PRESIDENT DONALD TRUMP KEEPS SIGNALING HIS DETERMINATION TO remake the Republican Party in the image of Steve Bannon and his circle of wild-eyed racists and xenophobes. Because the media in the United States tend to focus on personality clashes and electoral strategies rather than ideologies and the evolution of political parties, Trump's political project is still too little-noted by the pundits and politicians, who have consistently underestimated the threat he poses. Yet, for those who are paying attention, the President's extreme messaging sends a clear signal. "The dog whistles get louder," says anti-racism activist and author Tim Wise.
Early in 2017, Trump expressed enthusiasm for France's far right, hailing National Front (now National Rally) leader Marine Le Pen as "the strongest on what's been going on in France"--an embrace of a candidate whom French conservatives rejected for leading a party "known for its violence, its intolerance." Several months later, when neo-Nazis rioted and killed a woman in Charlottesville, Virginia, Trump suggested there were "good people" among those throwing up fascist salutes.
In August, Trump began hyperventilating about white farmers in South Africa, with a tweet announcing that he had asked Secretary of State Mike Pompeo to investigate "South Africa land and farm seizures and expropriations and the large scale killing of farmers." In so doing, he adopted a meme favored by shadowy global networks that mumble about "white genocide." The New York Times said the president was citing "false claims." Patrick Gaspard, the former U.S. ambassador to South Africa, warned that the President "needs political distractions to turn our gaze away from his criminal cabal, and so he's attacking South Africa with the disproven racial myth of 'large scale killings of farmers'"
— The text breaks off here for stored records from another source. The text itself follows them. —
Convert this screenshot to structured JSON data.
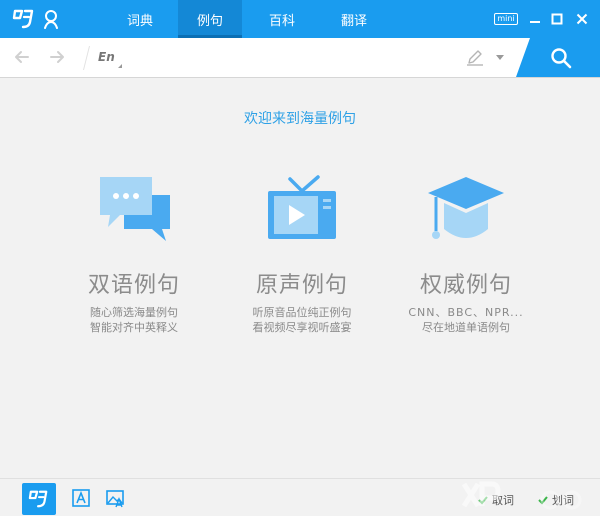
{
  "nav": {
    "tabs": [
      {
        "label": "词典",
        "active": false
      },
      {
        "label": "例句",
        "active": true
      },
      {
        "label": "百科",
        "active": false
      },
      {
        "label": "翻译",
        "active": false
      }
    ]
  },
  "window": {
    "mini_label": "mini"
  },
  "search": {
    "lang_label": "En",
    "value": "",
    "placeholder": ""
  },
  "main": {
    "welcome": "欢迎来到海量例句",
    "features": [
      {
        "title": "双语例句",
        "desc1": "随心筛选海量例句",
        "desc2": "智能对齐中英释义",
        "icon": "bilingual-chat-icon"
      },
      {
        "title": "原声例句",
        "desc1": "听原音品位纯正例句",
        "desc2": "看视频尽享视听盛宴",
        "icon": "tv-play-icon"
      },
      {
        "title": "权威例句",
        "desc1": "CNN、BBC、NPR...",
        "desc2": "尽在地道单语例句",
        "icon": "graduation-cap-icon"
      }
    ]
  },
  "bottom": {
    "toggle1": "取词",
    "toggle2": "划词"
  },
  "colors": {
    "brand_blue": "#1a9cef",
    "active_tab": "#1488d6",
    "icon_light_blue": "#a6d6f6",
    "feature_text": "#8c8c8c"
  }
}
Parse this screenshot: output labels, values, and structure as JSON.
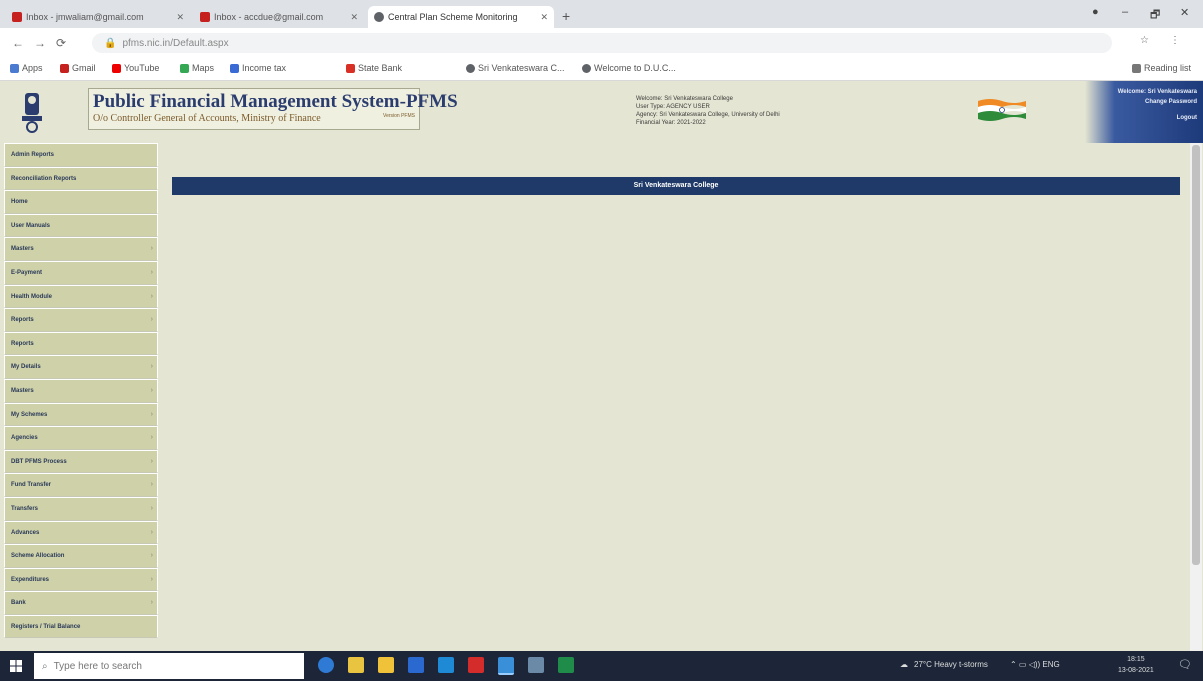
{
  "browser": {
    "tabs": [
      {
        "label": "Inbox - jmwaliam@gmail.com",
        "fav": "#c5221f"
      },
      {
        "label": "Inbox - accdue@gmail.com",
        "fav": "#c5221f"
      },
      {
        "label": "Central Plan Scheme Monitoring",
        "fav": "#5f6368",
        "active": true
      }
    ],
    "new_tab": "+",
    "window_controls": [
      "●",
      "–",
      "🗗",
      "✕"
    ],
    "nav": [
      "←",
      "→",
      "⟳"
    ],
    "url": "pfms.nic.in/Default.aspx",
    "bookmarks": [
      "Apps",
      "Gmail",
      "YouTube",
      "Maps",
      "Income tax",
      "State Bank",
      "Sri Venkateswara C...",
      "Welcome to D.U.C..."
    ],
    "reading_list": "Reading list"
  },
  "header": {
    "title": "Public Financial Management System-PFMS",
    "subtitle": "O/o Controller General of Accounts, Ministry of Finance",
    "version": "Version PFMS",
    "user_lines": [
      "Welcome: Sri Venkateswara College",
      "User Type: AGENCY USER",
      "Agency: Sri Venkateswara College, University of Delhi",
      "Financial Year: 2021-2022"
    ],
    "right_lines": [
      "Welcome: Sri Venkateswara",
      "Change Password",
      "Logout"
    ]
  },
  "sidebar": {
    "items": [
      {
        "label": "Admin Reports",
        "arrow": false
      },
      {
        "label": "Reconciliation Reports",
        "arrow": false
      },
      {
        "label": "Home",
        "arrow": false
      },
      {
        "label": "User Manuals",
        "arrow": false
      },
      {
        "label": "Masters",
        "arrow": true
      },
      {
        "label": "E-Payment",
        "arrow": true
      },
      {
        "label": "Health Module",
        "arrow": true
      },
      {
        "label": "Reports",
        "arrow": true
      },
      {
        "label": "Reports",
        "arrow": false
      },
      {
        "label": "My Details",
        "arrow": true
      },
      {
        "label": "Masters",
        "arrow": true
      },
      {
        "label": "My Schemes",
        "arrow": true
      },
      {
        "label": "Agencies",
        "arrow": true
      },
      {
        "label": "DBT PFMS Process",
        "arrow": true
      },
      {
        "label": "Fund Transfer",
        "arrow": true
      },
      {
        "label": "Transfers",
        "arrow": true
      },
      {
        "label": "Advances",
        "arrow": true
      },
      {
        "label": "Scheme Allocation",
        "arrow": true
      },
      {
        "label": "Expenditures",
        "arrow": true
      },
      {
        "label": "Bank",
        "arrow": true
      },
      {
        "label": "Registers / Trial Balance",
        "arrow": false
      }
    ]
  },
  "main": {
    "banner": "Sri Venkateswara College"
  },
  "taskbar": {
    "search_placeholder": "Type here to search",
    "weather": "27°C Heavy t-storms",
    "time": "18:15",
    "date": "13-08-2021"
  },
  "colors": {
    "banner_bg": "#1f3a68",
    "sidebar_bg": "#cfd1a8",
    "page_bg": "#e4e5d2"
  }
}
Gaspard was right about the impulse of this President to distract the media and his supporters from his many crises. Yet there is more going on here than the usual smoke and mirrors of politics.
"Ultimately, I don't see this tweet as being about South Africa at all," Wise told Joy Reid on an MSNBC program that offered a rare example of how Trump should be covered. "I think it is a way to try and scare white Americans not of black South Africans, about whom they don't think very much, but of black people in this country. It's all part of a larger political process."
The larger political process is what matters. Donald Trump knows this. So, too, do his sharpest critics. That makes the 2018 election cycle much more than the traditional partisan fight between Republicans and Democrats. What is playing out this year are battles for the souls of both major political parties.
Just as Trump is steering the Re publican Party into the ditch of white nationalism, a new generation of intersectional candidates (many of them women, people of color, immigrants, or the children of immigrants) is doing its best to drive the Democratic Party in a different direction. It is a movement that Ayanna Pressley, who beat a ten-term incumbent Congressman in a Massachusetts primary in September, says "can ensure that this moment of hatred and division in Washington is a catalyst for the greatest progressive movement of our generation."